The Washington Post wrote earlier:
"Senior aides familiar with the talks have said the emerging agreement aims to raise agency spending to roughly $1.015 trillion in fiscal 2014 and 2015. That would bring agency budgets up to the target already in place for fiscal 2016.
"Republican leaders were also seeking additional savings [to] reduce deficits projected to exceed $6 trillion over the next decade. But the deal is not expected to trim the debt, which is now larger, as a percentage of the economy, than at any point in U.S. history except during World War II."
According to the AP:
"The bipartisan push for a budget agreement stems from automatic cuts that are themselves the consequence of divided government's ability to complete a sweeping deficit reduction package in 2011."
"If left in place, the reductions would carve $91 billion from the day-to-day budgets of the Pentagon and domestic agencies when compared with spending limits set by the hard-fought 2011 budget agreement."

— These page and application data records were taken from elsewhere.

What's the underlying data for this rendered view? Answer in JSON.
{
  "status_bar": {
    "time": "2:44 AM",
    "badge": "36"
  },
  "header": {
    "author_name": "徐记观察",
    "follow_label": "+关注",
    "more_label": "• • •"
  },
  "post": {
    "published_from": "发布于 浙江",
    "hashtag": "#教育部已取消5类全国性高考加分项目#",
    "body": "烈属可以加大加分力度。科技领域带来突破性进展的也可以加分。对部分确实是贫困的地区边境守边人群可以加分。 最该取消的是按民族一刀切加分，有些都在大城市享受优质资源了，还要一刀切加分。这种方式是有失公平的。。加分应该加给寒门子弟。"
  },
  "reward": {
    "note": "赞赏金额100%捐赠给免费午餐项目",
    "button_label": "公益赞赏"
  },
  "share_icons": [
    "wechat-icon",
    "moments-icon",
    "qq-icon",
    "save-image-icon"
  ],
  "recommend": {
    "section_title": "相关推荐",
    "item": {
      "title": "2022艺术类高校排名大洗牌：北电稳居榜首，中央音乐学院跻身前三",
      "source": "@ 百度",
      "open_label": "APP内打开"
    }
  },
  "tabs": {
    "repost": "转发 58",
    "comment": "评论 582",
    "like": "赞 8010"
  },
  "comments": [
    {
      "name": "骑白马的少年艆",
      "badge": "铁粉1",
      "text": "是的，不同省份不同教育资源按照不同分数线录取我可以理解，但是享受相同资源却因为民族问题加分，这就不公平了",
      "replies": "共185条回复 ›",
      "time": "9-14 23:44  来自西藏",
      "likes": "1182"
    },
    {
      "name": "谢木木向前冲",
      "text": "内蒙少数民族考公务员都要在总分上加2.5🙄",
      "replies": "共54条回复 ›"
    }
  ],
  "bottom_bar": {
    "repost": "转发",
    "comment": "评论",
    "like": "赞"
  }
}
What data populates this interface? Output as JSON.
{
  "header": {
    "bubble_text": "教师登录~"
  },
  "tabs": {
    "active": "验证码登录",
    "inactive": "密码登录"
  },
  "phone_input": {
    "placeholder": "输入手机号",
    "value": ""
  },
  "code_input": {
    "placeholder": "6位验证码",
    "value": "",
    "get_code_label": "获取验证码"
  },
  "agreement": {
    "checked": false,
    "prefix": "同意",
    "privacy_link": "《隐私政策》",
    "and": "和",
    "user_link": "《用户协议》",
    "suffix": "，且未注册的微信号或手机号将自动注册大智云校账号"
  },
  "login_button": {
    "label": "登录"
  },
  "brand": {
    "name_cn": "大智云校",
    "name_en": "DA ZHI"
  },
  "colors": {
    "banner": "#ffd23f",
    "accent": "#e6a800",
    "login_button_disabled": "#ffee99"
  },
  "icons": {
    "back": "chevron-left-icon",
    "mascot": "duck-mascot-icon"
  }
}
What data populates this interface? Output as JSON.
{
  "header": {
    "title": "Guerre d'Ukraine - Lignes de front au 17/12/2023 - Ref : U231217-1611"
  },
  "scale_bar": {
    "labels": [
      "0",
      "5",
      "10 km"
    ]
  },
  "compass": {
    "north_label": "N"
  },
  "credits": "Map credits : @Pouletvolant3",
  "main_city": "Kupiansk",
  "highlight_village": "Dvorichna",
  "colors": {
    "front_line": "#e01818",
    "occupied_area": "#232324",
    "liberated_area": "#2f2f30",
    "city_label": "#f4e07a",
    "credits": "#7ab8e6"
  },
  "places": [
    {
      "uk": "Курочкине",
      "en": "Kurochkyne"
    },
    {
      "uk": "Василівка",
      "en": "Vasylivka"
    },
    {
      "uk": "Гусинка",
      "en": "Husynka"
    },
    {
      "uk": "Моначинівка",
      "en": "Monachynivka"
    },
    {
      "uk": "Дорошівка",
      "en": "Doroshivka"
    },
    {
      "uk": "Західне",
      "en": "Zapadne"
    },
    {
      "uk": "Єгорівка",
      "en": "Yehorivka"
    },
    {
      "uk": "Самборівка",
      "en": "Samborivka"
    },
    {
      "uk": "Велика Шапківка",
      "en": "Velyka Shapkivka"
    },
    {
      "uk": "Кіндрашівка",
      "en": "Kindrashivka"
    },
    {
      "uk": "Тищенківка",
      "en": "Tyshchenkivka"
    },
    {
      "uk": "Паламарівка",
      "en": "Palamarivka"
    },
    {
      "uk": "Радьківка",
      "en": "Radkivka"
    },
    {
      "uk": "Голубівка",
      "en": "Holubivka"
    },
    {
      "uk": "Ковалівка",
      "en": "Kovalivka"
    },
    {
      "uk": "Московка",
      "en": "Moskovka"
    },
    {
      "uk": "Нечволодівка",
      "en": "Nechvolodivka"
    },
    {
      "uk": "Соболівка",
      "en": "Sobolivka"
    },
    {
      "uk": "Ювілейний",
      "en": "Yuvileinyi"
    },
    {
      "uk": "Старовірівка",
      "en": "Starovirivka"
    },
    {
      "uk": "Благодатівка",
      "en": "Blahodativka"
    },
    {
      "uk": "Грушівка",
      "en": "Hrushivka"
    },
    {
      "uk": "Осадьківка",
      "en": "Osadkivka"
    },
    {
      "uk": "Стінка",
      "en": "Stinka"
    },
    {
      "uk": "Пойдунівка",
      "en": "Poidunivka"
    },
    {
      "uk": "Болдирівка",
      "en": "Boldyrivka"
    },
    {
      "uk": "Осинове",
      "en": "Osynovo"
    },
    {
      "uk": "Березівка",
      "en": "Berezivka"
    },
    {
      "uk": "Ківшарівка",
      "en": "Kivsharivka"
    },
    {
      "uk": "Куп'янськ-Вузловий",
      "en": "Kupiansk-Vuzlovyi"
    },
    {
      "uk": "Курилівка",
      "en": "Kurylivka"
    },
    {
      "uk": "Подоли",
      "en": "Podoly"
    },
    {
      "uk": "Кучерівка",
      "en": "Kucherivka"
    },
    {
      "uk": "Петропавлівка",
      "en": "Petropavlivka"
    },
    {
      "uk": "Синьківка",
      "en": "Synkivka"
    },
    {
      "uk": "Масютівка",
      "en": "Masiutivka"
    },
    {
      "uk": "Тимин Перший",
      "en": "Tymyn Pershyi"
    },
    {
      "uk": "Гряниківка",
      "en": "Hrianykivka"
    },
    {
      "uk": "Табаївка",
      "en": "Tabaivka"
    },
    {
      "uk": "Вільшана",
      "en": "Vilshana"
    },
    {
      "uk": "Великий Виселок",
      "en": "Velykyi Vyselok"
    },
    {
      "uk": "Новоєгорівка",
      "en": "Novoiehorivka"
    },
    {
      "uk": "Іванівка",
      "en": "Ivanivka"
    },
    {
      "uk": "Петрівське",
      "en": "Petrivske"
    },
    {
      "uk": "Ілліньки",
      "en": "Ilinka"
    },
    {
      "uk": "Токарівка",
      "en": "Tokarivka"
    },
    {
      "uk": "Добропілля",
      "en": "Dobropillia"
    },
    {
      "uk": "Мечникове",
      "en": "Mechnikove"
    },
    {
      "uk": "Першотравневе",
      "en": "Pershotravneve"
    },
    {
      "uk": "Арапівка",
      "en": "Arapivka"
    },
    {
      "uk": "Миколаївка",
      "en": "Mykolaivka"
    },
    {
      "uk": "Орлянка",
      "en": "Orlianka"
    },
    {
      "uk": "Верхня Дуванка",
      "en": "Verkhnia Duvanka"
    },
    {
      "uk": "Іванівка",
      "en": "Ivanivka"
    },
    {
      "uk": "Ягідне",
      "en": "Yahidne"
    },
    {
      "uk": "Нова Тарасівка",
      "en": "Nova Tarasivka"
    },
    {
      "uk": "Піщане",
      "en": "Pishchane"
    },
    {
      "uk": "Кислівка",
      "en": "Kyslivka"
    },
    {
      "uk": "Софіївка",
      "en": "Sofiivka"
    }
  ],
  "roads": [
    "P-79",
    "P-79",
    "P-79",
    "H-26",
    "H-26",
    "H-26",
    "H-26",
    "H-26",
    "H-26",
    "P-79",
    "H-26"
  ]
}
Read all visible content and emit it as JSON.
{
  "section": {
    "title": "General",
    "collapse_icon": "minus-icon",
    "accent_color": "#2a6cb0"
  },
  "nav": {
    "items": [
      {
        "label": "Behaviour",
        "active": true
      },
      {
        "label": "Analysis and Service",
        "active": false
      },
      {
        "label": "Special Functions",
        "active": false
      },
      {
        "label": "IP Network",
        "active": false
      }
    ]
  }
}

"Support for a deal to ease the reductions is strongest in Congress among defense hawks in both houses and both parties who fear the impact on military readiness from a looming $20 billion cut in Pentagon spending."
FreedomWorks President Matt Kibbe said in a statement before the news conference on Tuesday: "It's disingenuous for Republicans to surrender the only real spending reforms [sequestration] accomplished under the Obama Administration, and call that a deal.
"Immediate spending and revenue hikes without long-term reforms to spending and entitlement programs isn't a deal, it's just another manufactured, govern-by-crisis shakedown."
House and Senate negotiators working to finish a farm bill say it is unlikely their work will be completed before the end of the year. The House is only in session for the rest of the week, and according to one of the negotiators, this week's snowy weather has delayed some numbers-crunching needed to figure out how much elements of a possible deal will cost.
"We're going to pass it in January," said Senate Agriculture Committee Chairwoman Debbie Stabenow, D-Mich., as she left a closed-door meeting to negotiate details of the five-year farm bill.
Her House counterpart, Frank Lucas, R-Okla., stood next to her, nodding.
"I believe that's the scenario that you'll see," said Lucas.
They didn't get into details about where differences remain, but funding for SNAP, formerly called food stamps, and the structure of commodity programs have been sticking points.
One reason they were rushing to get it done before the end of the year is what's known as the "dairy cliff," a risk of soaring milk prices. Without a farm bill, dairy policy will revert to 1949 law, and wholesale milk prices could double. But Stabenow insists it won't happen immediately.
"I'm confident, talking with the secretary of agriculture just a little while ago, that we have no impacts on dairy in January," said Stabenow.
Lucas is planning to introduce a short-term extension of the 2008 farm bill that would last through the end of January. But he said he'd only want the House to vote on it if it looked like the two chambers were still too far apart in negotiations as this week comes to the close. And Stabenow says a short-term extension won't fly in the Senate.